By Sanjay Borkar
Panaji, Mar 5 (IANS): The incident of a Japanese tourist being robbed on a beach late last year by three men impersonating police officers in a very filmy style jolted the tourism sector. To save the state's image from getting tarnished the Goa police acted swiftly and nabbed the robbers.
According to stakeholders in the tourism sector such incidents bring a bad name to the state and tourists take away a wrong image of the state. Hence, there is a need for such cases to be solved soon.
Travel and Tourism Association of Goa (TTAG) president Nilesh Shah told IANS that the government should take immediate action in such cases. "With such incidents the tourism area gets affected. In the long term wrong information goes to foreign countries and when tourists plan to come down to Goa it can have an effect," he said.
According to him, crimes happen everywhere, but action should be taken. "This way trust can be rebuilt. Goa police are quite efficient, they should be vigilant and take immediate action," he said.
He said that tourists complain about such incidents to the tourism office and also on the helpline.
A senior police officer on the condition of anonymity said that sometimes the cases are taken lightly and the process is delayed.
"But in this case North Goa Superintendent of Police acted swiftly on the complaint by this Japanese tourist and police nabbed the accused persons. Today police are lauded for such quick action," he said.
Goa Tourism Minister Rohan Khaunte has announced a Rs 50,000 reward for the state police for swiftly solving the case of the Japanese tourist.
The BJP government in Goa had came under attack from the opposition after the Consulate General of Japan in Mumbai recently issued an advisory to tourists from the country, saying that there have been incidents of fraud and robbery in which Japanese tourists were victims near Anjuna beach, and asked their nationals to be careful.
Khaunte said that this Japanese tourist had not complained to the Anjuna police when the advisory was issued. "However, our police acted on his tweets and solved the case.

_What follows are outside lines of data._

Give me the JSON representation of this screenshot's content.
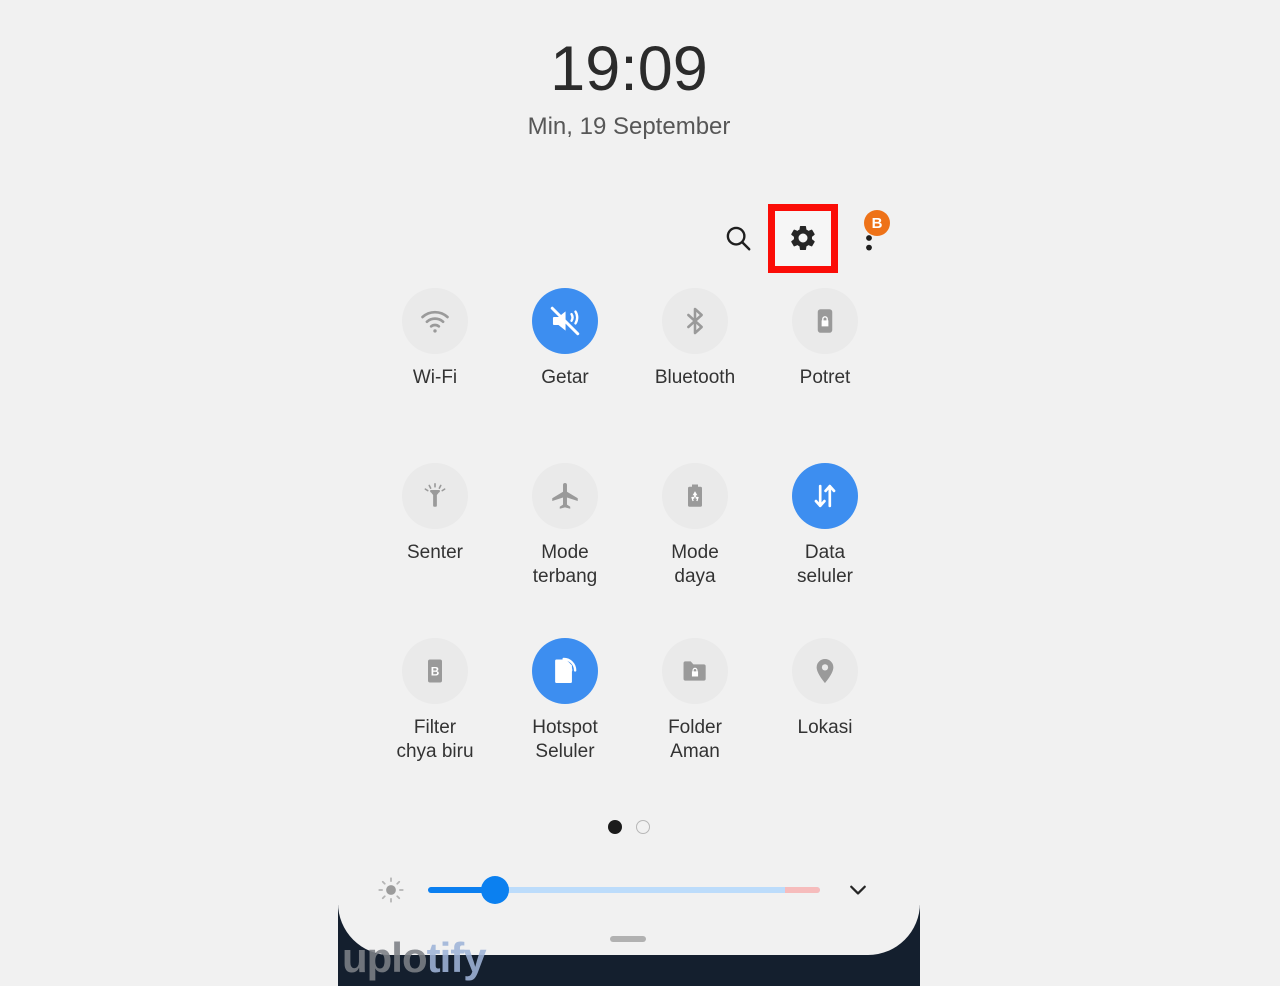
{
  "status": {
    "time": "19:09",
    "date": "Min, 19 September"
  },
  "header": {
    "search_label": "search-icon",
    "settings_label": "gear-icon",
    "more_label": "more-options-icon",
    "badge_text": "B",
    "badge_color": "#ee7218",
    "highlight_color": "#fb0d07"
  },
  "quick_settings": {
    "accent_on_color": "#3d8ef0",
    "tile_off_color": "#eaeaea",
    "rows": [
      [
        {
          "label": "Wi-Fi",
          "icon": "wifi-icon",
          "state": "off"
        },
        {
          "label": "Getar",
          "icon": "vibrate-icon",
          "state": "on"
        },
        {
          "label": "Bluetooth",
          "icon": "bluetooth-icon",
          "state": "off"
        },
        {
          "label": "Potret",
          "icon": "rotation-lock-icon",
          "state": "off"
        }
      ],
      [
        {
          "label": "Senter",
          "icon": "flashlight-icon",
          "state": "off"
        },
        {
          "label": "Mode\nterbang",
          "icon": "airplane-icon",
          "state": "off"
        },
        {
          "label": "Mode\ndaya",
          "icon": "power-saving-icon",
          "state": "off"
        },
        {
          "label": "Data\nseluler",
          "icon": "mobile-data-icon",
          "state": "on"
        }
      ],
      [
        {
          "label": "Filter\nchya biru",
          "icon": "blue-light-filter-icon",
          "state": "off"
        },
        {
          "label": "Hotspot\nSeluler",
          "icon": "hotspot-icon",
          "state": "on"
        },
        {
          "label": "Folder\nAman",
          "icon": "secure-folder-icon",
          "state": "off"
        },
        {
          "label": "Lokasi",
          "icon": "location-icon",
          "state": "off"
        }
      ]
    ]
  },
  "pager": {
    "total_pages": 2,
    "current_page": 1
  },
  "brightness": {
    "icon": "brightness-icon",
    "value_percent": 17,
    "warning_zone_percent": 9,
    "expand_icon": "chevron-down-icon"
  },
  "watermark": {
    "part_one": "uplo",
    "part_two": "tify"
  }
}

Goa is a tourist spot and we need to give good experiences to tourists by ensuring their safety. I am happy that the police have acted. I compliment the police for ensuring speedy justice to Japanese tourists and hence I announce a reward of Rs 50,000 to them," he said.

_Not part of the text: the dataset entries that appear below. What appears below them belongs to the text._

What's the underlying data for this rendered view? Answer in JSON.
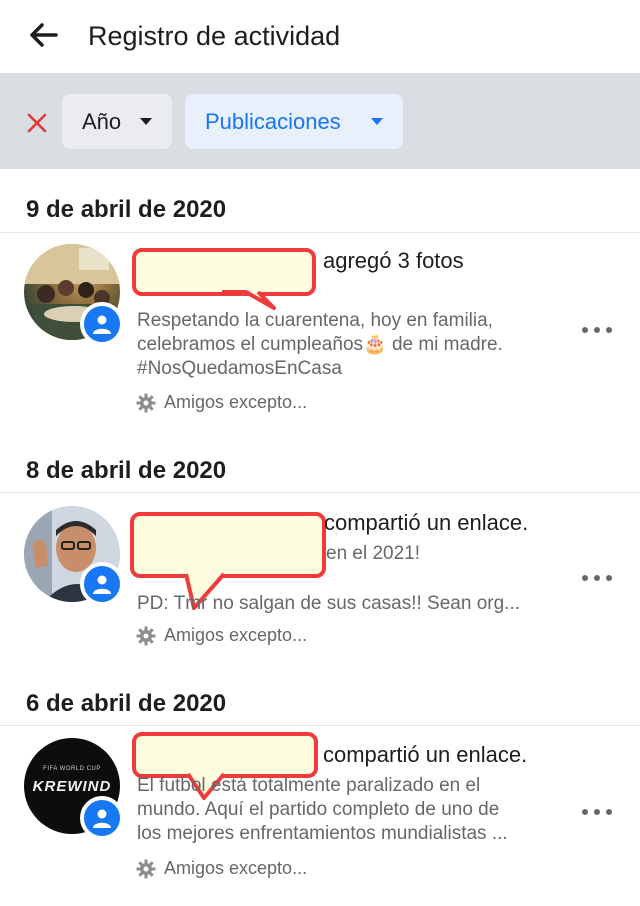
{
  "header": {
    "title": "Registro de actividad",
    "back_icon": "arrow-left-icon"
  },
  "filters": {
    "clear_icon": "close-icon",
    "year_label": "Año",
    "type_label": "Publicaciones",
    "accent_color": "#1877f2"
  },
  "posts": [
    {
      "date": "9 de abril de 2020",
      "action": "agregó 3 fotos",
      "lines": [
        "Respetando la cuarentena, hoy en familia,",
        "celebramos el cumpleaños🎂 de mi madre.",
        "#NosQuedamosEnCasa"
      ],
      "privacy": "Amigos excepto..."
    },
    {
      "date": "8 de abril de 2020",
      "action": "compartió un enlace.",
      "lines": [
        "en el 2021!",
        "PD: Tmr no salgan de sus casas!! Sean org..."
      ],
      "privacy": "Amigos excepto..."
    },
    {
      "date": "6 de abril de 2020",
      "action": "compartió un enlace.",
      "lines": [
        "El futbol está totalmente paralizado en el",
        "mundo. Aquí el partido completo de uno de",
        "los mejores enfrentamientos mundialistas ..."
      ],
      "privacy": "Amigos excepto...",
      "thumb_text": "KREWIND",
      "thumb_subtext": "FIFA WORLD CUP"
    }
  ]
}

"These accused persons are not from Goa, they are from north India. Police have handled this case well," he said, adding a reward is announced to motivate the police to act in such cases.

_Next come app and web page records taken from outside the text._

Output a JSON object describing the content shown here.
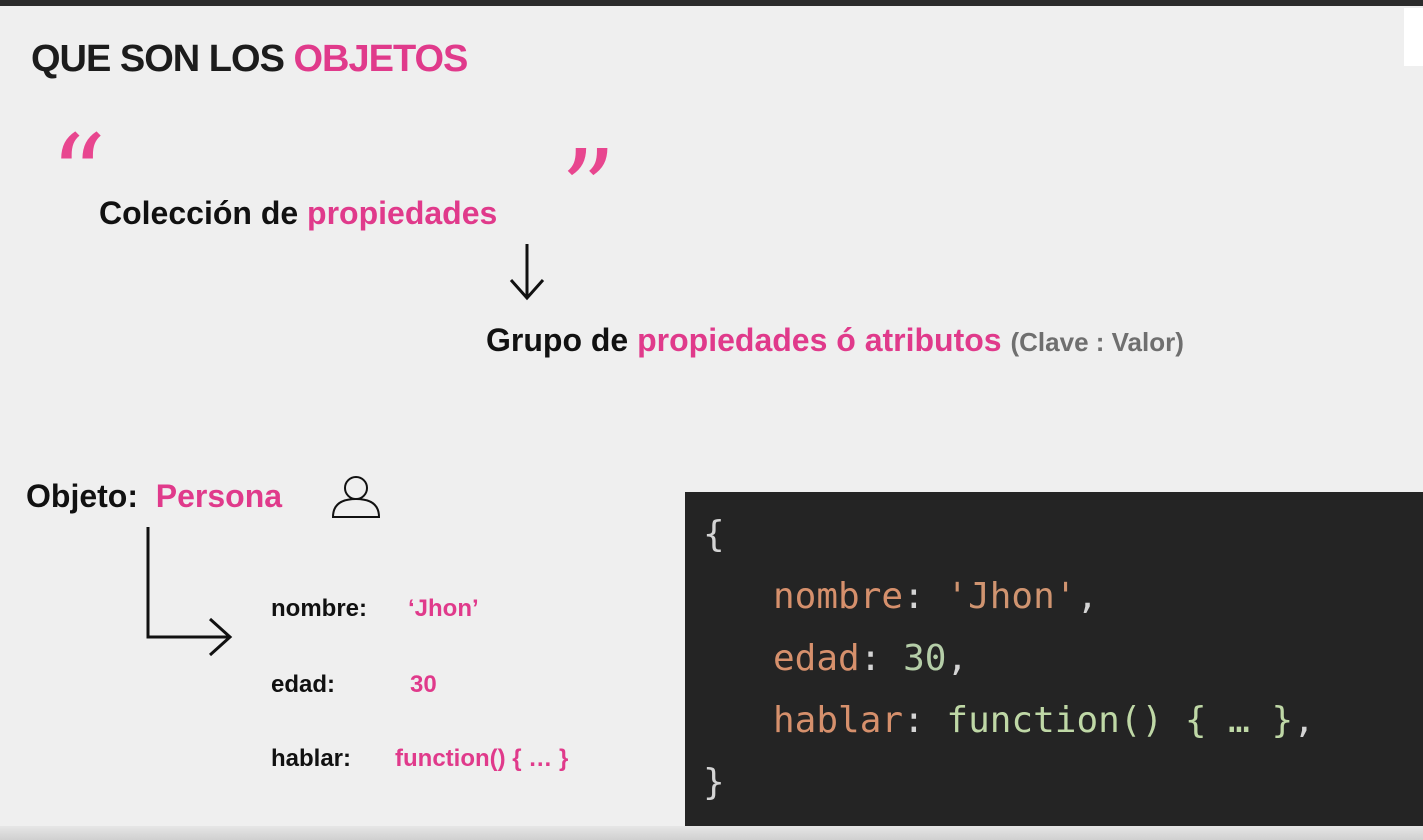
{
  "title": {
    "prefix": "QUE SON LOS ",
    "highlight": "OBJETOS"
  },
  "definition": {
    "line1_prefix": "Colección de",
    "line1_highlight": "propiedades",
    "line2_prefix": "Grupo de",
    "line2_highlight": "propiedades ó atributos",
    "line2_note": "(Clave : Valor)"
  },
  "quotes": {
    "open": "“",
    "close": "”"
  },
  "example": {
    "label": "Objeto:",
    "name": "Persona",
    "icon": "user-icon",
    "properties": [
      {
        "key": "nombre:",
        "value": "‘Jhon’"
      },
      {
        "key": "edad:",
        "value": "30"
      },
      {
        "key": "hablar:",
        "value": "function() { … }"
      }
    ]
  },
  "code": {
    "open_brace": "{",
    "close_brace": "}",
    "lines": [
      {
        "key": "nombre",
        "sep": ": ",
        "value": "'Jhon'",
        "end": ","
      },
      {
        "key": "edad",
        "sep": ": ",
        "value": "30",
        "end": ","
      },
      {
        "key": "hablar",
        "sep": ": ",
        "value": "function() { … }",
        "end": ","
      }
    ]
  },
  "colors": {
    "accent": "#e03a8b",
    "code_bg": "#242424",
    "background": "#efefef"
  }
}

The arrested individuals have been identified as Raju a.k.a. Wasim Khan, 25, Romy a.k.a. Chandbabu, 33, from Jaipur and Tahir, also from Rajasthan.
The police had received a complaint through e-mail and tweets from Japanese tourist Tatsuki Teramoto, who mentioned that on December 28, 2022, some unknown persons impersonating police officers restrained him and stole his credit cards, debit cards, iPhone, Indian currency of Rs 30,000 and Japanese currency amounting to 1,50,000 Yen.
The accused used the credit cards and debit cards at various stores, causing a loss of Rs 9,43,000 to the complainant.
Putting full focus and efforts on the revival of the tourism economy after the drop due to the Covid pandemic, the Goa government is trying to ensure a safe environment for tourists visiting the coastal state by ending the menace of touts and illegal activities taking place on the seashores.
One of the measures announced by the government is the police patrolling the beaches in 'civilian clothes'.
The government has launched a beach Vigil App to keep watch on activities taking place on the beaches. Through this App stakeholders and the public can report incidents which affect the tourism industry.
Be it littering, drinking or cooking on the beach, hawkers, illegal structures, sound pollution, driving vehicles on the beach, touts engaged in various activities, all can be reported and action sought.
The government was forced to take these measures after constant complaints from tourism stakeholders that touts and those involved in illegal activities harass the tourists.
To ensure that crime does not take place in the tourism belt, the government has decided to establish more police stations and deploy additional police forces in the beach areas.
Tourists being robbed on the beaches is not the only issue. The alleged harassment meted out to them by the traffic police while moving in the state is also an issue. The cabinet ministers were forced to speak about it and ask the police to stop such harassment.
Earlier, Goa Revenue Minister Atanasio Monserrate had said that the traffic police were harassing tourists by fining them, instead of solving traffic problems existing in the coastal state.
"I see police constables standing at one corner only and giving challans to tourists and they do nothing more than that. They are basically here to solve the traffic problem, but they are not doing that," Monserrate said.
He said that to resolve the issue of traffic jams, he often discusses the issue with the traffic police, but 4 to 5 constables stand at one place to challan tourists.
Even Tourism Minister Rohan Khaunte had claimed that the tourists are being routinely harassed by the traffic police. He had said that efforts would be made to make the state and its environs more hospitable to tourists.